Original publication




Journal article


Journal of the National Cancer Institute

Publication Date





Centre for Cancer Genetic Epidemiology, Department of Oncology, University of Cambridge, UK (QG, JT, AMD, MS, JEA, DFE, PDPP); Netherlands Cancer Institute, Antoni van Leeuwenhoek hospital, Amsterdam, the Netherlands (MKS, SC, AB, FBH); Department of Epidemiology, Harvard School of Public Health, Boston, MA (PK, SH, DJH, SL); Program in Genetic Epidemiology and Statistical Genetics, Department of Epidemiology, Harvard School of Public Health, Boston, MA (PK, CCh, DJH, SL); Department of Obstetrics and Gynecology, University of Helsinki and Helsinki University Central Hospital, Helsinki, Finland (SK, RF, TAM, HN); Centre for Cancer Genetic Epidemiology, Department of Public Health and Primary Care, University of Cambridge, Cambridge, UK (MKB, QW, JD, KM, ML, SK, DFE, PDPP); Department of Genetics, QIMR Berghofer Medical Research Institute, Brisbane, Australia (JBee, GCT); Department of Medical Epidemiology and Biostatistics, Karolinska Institutet, Stockholm 17177, Sweden (KC, HD, ME, JiL, JBr, KH, PH); Laboratory for Translational Genetics, Department of Oncology, University of Leuven, Leuven, Belgium (DL); Vesalius Research Center, VIB, Leuven, Belgium (DL); Oncology Department, University Hospital Gasthuisberg, Leuven, Belgium (CW, KL); Copenhagen General Population Study, Herlev Hospital, Copenhagen, Denmark (SEB, BGN, SFN); Department of Clinical Biochemistry, Herlev Hospital, Copenhagen University Hospital, Denmark (SEB, BGN, SFN); Faculty of Health and Medical Sciences, University of Copenhagen, Copenhagen, Denmark (SEB, BGN); Department of Breast Surgery, Herlev Hospital, Copenhagen University Hospital, Denmark (HF); Division of Cancer Epidemiology, German Cancer Research Center (Deutsches Krebsforschungszentrum), Heidelberg, Germany (JCC, AR, PS, DC, AHü, RK, MB); Department of Cancer Epidemiology/Clinical Cancer Registry and Institute for Medical Biometrics and Epidemiology, University Clinic Hamburg-Eppendorf, Hamburg, Germany (DFJ); Department of Oncology
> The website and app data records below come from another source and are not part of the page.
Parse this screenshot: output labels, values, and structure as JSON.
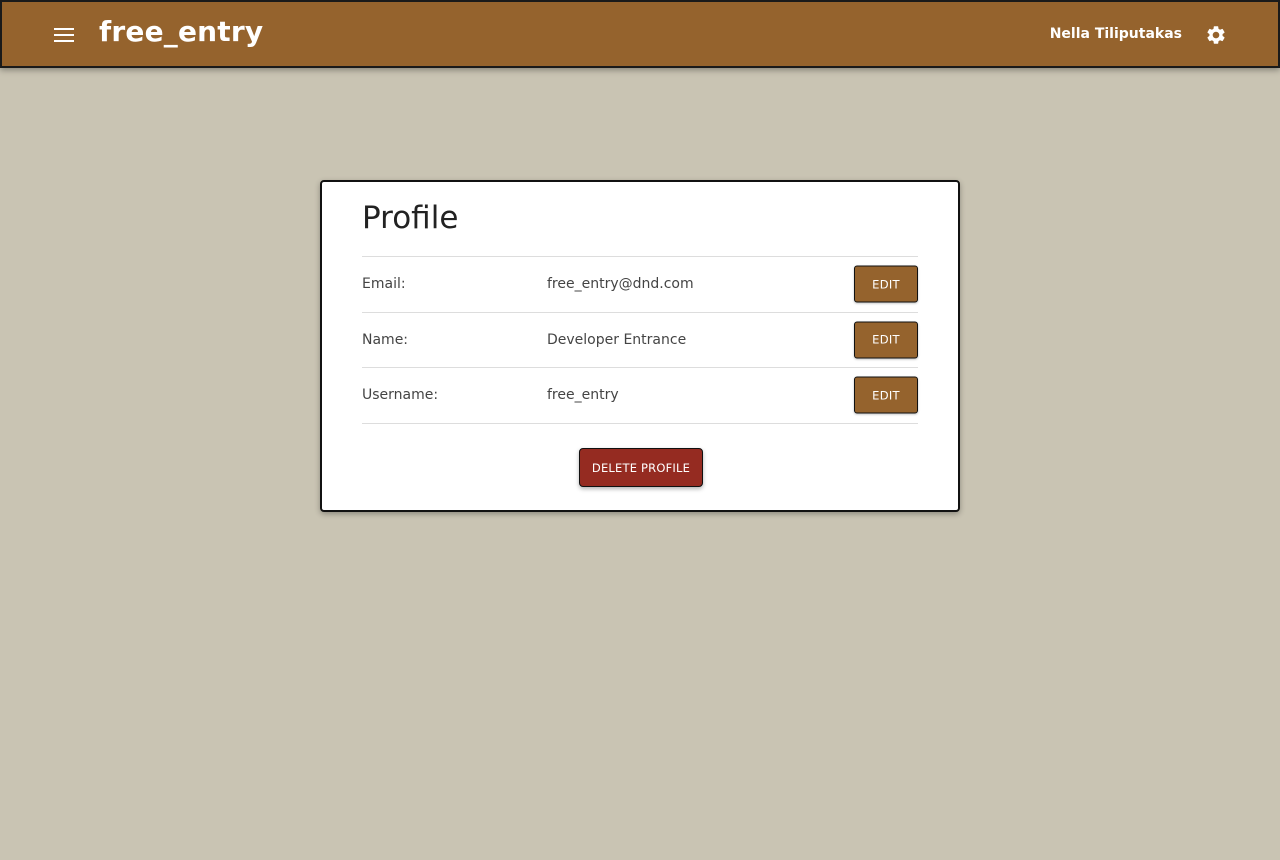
{
  "header": {
    "app_title": "free_entry",
    "user_name": "Nella Tiliputakas",
    "menu_icon": "hamburger-menu-icon",
    "settings_icon": "gear-icon"
  },
  "profile": {
    "title": "Profile",
    "rows": [
      {
        "label": "Email:",
        "value": "free_entry@dnd.com",
        "button": "EDIT"
      },
      {
        "label": "Name:",
        "value": "Developer Entrance",
        "button": "EDIT"
      },
      {
        "label": "Username:",
        "value": "free_entry",
        "button": "EDIT"
      }
    ],
    "delete_button": "DELETE PROFILE"
  },
  "colors": {
    "header_bg": "#95632d",
    "page_bg": "#c9c4b3",
    "edit_button_bg": "#95632d",
    "delete_button_bg": "#952b21"
  }
}
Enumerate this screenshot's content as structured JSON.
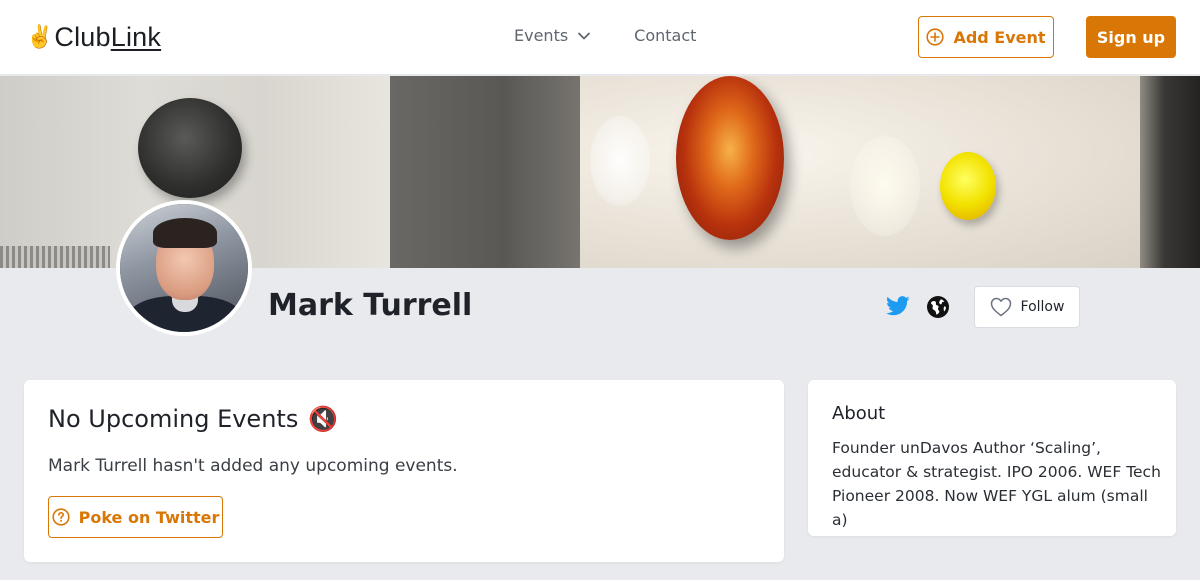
{
  "header": {
    "logo_hand": "✌️",
    "logo_text_a": "Club",
    "logo_text_b": "Link",
    "nav": {
      "events_label": "Events",
      "contact_label": "Contact"
    },
    "add_event_label": "Add Event",
    "sign_up_label": "Sign up"
  },
  "profile": {
    "name": "Mark Turrell",
    "social_icons": [
      "twitter-icon",
      "globe-icon"
    ],
    "follow_label": "Follow"
  },
  "events_card": {
    "title": "No Upcoming Events",
    "title_icon": "🔇",
    "message": "Mark Turrell hasn't added any upcoming events.",
    "poke_label": "Poke on Twitter"
  },
  "about_card": {
    "title": "About",
    "text": "Founder unDavos Author ‘Scaling’, educator & strategist. IPO 2006. WEF Tech Pioneer 2008. Now WEF YGL alum (small a)"
  },
  "colors": {
    "accent": "#d97706",
    "twitter": "#1d9bf0",
    "page_bg": "#e8eaee"
  }
}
kConFab Investigators, Humans, Breast Neoplasms, Genetic Predisposition to Disease, Receptors, Estrogen, Genetic Markers, Prognosis, Survival Analysis, Genotype, Polymorphism, Single Nucleotide, European Continental Ancestry Group, Female